RAY: Hey, you guys. My brother has always said, “Don’t be afraid of work.”
TOM: Right. Make work afraid of YOU!
RAY: And he’s done such a good job at it, that work has avoided him all his life.
TOM: And with Car Talk celebrating its 25th anniversary on NPR this fall (35th year overall, including our local years at WBUR)…
RAY: …and my brother turning over the birthday odometer to 75, we’ve decided that it’s time to stop and smell the cappuccino.
TOM: So as of October, we’re not going to be recording any more new shows. That’s right, we’re retiring.
The light at the end of the tunnel? NPR will continue to broadcast newly assembled models made from parts found in the 25-year archive of 1,200 episodes and 12,500 callers. What this signifies about change, or lack thereof, in public radio, however, has people talking.
Minnestota Public Radio's Bob Collins credits the two brothers with helping "to pull public radio away from its 'way too serious' approach to broadcasting" and says the next few years are going to be an interesting test.
You can do a lot of creative things when nobody listens to your radio station because there's little downside to taking risk. But not anymore. Public radio has never been more popular and taking a risk has never been more dangerous.
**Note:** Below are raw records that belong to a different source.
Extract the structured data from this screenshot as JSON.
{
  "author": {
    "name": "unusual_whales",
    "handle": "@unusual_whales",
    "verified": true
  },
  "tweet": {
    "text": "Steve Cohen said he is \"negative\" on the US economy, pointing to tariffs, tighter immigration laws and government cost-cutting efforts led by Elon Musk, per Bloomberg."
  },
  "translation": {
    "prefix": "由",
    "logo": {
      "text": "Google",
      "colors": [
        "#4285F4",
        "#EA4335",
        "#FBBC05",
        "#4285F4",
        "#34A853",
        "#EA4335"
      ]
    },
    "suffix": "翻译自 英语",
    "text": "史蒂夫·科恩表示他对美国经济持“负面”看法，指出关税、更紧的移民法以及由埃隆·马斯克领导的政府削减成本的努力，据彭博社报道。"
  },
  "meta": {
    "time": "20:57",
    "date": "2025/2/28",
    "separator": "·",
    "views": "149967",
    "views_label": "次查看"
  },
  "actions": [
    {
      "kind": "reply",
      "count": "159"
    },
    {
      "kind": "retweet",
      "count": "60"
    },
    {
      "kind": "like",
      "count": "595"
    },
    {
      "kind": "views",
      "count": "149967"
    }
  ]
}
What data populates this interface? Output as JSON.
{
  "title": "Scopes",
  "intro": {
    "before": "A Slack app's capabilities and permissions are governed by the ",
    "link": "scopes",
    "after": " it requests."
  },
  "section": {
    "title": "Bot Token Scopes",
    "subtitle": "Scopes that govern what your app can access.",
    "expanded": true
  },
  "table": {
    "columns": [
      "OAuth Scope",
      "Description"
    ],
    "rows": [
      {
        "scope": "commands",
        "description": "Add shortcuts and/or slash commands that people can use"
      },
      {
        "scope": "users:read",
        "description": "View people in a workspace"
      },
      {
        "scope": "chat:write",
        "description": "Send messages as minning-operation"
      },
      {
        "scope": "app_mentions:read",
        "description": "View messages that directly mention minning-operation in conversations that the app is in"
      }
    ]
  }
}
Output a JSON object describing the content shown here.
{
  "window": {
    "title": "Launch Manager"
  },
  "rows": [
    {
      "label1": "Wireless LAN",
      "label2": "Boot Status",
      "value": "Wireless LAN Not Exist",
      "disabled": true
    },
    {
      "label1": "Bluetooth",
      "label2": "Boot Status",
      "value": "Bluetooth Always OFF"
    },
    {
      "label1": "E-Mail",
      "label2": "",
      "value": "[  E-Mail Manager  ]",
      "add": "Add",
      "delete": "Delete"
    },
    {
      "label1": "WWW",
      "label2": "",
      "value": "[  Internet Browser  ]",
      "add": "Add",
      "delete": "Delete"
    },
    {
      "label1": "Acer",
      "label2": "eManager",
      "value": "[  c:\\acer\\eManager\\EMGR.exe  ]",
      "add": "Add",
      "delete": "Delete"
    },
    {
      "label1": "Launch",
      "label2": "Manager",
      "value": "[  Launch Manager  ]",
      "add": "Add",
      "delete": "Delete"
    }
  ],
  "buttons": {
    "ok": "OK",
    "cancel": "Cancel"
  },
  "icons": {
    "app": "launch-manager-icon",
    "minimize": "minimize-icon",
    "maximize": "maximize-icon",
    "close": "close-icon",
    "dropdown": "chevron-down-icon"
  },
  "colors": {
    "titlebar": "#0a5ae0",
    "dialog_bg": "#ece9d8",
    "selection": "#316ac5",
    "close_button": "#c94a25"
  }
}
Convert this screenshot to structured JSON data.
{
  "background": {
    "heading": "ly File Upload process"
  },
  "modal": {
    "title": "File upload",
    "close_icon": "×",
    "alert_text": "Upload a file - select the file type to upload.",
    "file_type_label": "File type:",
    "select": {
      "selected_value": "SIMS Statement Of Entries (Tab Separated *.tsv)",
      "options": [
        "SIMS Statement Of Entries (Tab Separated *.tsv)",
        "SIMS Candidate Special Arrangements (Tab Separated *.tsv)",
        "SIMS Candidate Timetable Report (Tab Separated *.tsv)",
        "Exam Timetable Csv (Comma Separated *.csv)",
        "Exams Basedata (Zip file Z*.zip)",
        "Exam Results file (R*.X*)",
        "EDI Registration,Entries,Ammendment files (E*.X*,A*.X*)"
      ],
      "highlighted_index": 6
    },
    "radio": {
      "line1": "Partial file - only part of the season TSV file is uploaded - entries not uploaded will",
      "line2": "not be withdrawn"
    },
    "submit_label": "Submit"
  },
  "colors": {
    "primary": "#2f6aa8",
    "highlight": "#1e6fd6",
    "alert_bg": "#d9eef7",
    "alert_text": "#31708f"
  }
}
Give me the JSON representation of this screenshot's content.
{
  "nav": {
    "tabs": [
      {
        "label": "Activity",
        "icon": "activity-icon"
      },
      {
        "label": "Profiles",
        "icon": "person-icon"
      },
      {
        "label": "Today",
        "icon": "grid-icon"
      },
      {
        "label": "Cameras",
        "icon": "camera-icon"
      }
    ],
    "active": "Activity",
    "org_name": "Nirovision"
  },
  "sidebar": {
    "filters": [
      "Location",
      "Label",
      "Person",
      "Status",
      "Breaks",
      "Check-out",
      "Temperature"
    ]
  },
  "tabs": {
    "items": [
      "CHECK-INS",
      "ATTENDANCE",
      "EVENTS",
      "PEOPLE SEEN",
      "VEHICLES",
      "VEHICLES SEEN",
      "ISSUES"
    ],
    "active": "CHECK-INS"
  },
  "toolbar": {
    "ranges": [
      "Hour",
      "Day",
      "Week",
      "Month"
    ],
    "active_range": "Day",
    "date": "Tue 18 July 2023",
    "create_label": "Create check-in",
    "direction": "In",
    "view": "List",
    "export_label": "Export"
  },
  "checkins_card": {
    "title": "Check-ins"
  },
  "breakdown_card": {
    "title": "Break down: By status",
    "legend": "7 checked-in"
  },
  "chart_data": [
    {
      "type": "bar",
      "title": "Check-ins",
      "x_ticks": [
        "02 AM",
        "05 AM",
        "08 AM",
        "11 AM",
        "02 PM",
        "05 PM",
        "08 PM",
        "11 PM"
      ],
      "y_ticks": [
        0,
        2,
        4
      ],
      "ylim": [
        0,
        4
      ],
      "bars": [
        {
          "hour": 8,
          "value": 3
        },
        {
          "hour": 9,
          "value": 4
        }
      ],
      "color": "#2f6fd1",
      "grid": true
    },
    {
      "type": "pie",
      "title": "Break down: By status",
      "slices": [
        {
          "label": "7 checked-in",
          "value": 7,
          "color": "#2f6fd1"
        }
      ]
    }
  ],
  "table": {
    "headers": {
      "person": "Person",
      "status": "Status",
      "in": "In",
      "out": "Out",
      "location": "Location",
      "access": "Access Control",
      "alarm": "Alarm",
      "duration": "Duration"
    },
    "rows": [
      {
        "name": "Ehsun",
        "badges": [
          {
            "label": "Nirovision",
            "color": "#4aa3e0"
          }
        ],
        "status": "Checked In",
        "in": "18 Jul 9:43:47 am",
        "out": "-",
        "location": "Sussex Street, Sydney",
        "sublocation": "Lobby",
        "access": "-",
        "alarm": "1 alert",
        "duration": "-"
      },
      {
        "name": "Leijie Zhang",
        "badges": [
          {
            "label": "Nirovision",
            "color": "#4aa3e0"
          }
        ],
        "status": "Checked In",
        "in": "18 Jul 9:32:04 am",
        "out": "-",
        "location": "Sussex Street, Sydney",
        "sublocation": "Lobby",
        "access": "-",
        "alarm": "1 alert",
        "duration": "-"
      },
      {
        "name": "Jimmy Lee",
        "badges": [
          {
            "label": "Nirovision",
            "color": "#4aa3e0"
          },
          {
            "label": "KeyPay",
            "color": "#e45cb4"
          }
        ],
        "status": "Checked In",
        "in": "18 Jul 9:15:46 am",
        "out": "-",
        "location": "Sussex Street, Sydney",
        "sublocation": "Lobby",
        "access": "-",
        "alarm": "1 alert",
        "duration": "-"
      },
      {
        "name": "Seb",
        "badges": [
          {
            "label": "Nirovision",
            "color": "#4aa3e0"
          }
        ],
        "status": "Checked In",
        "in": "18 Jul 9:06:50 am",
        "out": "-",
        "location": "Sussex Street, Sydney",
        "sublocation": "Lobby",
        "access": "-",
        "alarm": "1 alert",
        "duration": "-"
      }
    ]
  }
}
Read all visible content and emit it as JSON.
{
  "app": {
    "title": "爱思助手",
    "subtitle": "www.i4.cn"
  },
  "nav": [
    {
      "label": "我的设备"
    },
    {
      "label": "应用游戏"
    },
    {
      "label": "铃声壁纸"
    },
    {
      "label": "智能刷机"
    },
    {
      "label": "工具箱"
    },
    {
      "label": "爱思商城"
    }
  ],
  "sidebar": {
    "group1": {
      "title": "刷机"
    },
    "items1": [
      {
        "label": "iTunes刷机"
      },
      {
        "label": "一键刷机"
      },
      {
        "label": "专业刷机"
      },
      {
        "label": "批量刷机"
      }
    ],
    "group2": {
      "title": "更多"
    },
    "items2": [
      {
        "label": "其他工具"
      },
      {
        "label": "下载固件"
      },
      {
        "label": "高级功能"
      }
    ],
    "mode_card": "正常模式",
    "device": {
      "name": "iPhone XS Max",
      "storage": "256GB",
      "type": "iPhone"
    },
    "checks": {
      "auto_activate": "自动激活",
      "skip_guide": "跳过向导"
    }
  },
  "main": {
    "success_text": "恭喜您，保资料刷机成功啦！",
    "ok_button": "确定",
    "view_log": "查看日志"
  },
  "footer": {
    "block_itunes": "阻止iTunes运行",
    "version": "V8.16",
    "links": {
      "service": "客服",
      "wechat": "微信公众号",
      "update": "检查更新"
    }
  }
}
The early A Prairie Home Companion would have a most difficult time getting on the air — anywhere — today.
Essentially, public radio is where commercial radio was 30 years ago, just before it went on its suicidal path toward irrelevance by playing it safe in order not to alienate an existing audience.
Adam Schweigert, the former Director of Digital at WOSU Public Media, writes about the "silver lining" of the situation, despite the difficult task ahead for program directors whose dance to please many parties often "involves being very, very (…very) risk averse."
Public radio, he writes, needs "an infusion of new voices and new ideas," and points to the Car Talk retirement as chance to test new programming and "give the next generation a shot at creating the NEXT most popular program on NPR."
Public radio managers spend a lot of time talking about the need for these new voices, more diversity on-air, new programs to attract new audiences, etc. but it remains prohibitively difficult to act.
This is one of the rare times where a premium time slot is actually available to give new programming a shot. And stations should seize this opportunity.
He is encouraging his readers to contact their local public radio stations and ask the general manager or the program director "to make the potentially less popular decision to thank Car Talk for its amazing run, but then move on."
Have any ideas as to what should replace Click and Clack? Fill up our comments with super unleaded, and merge into the Twitter conversation @KPCC. Some of the conversation so far:
Lisa Brenner can be reached via Twitter @lisa_brenner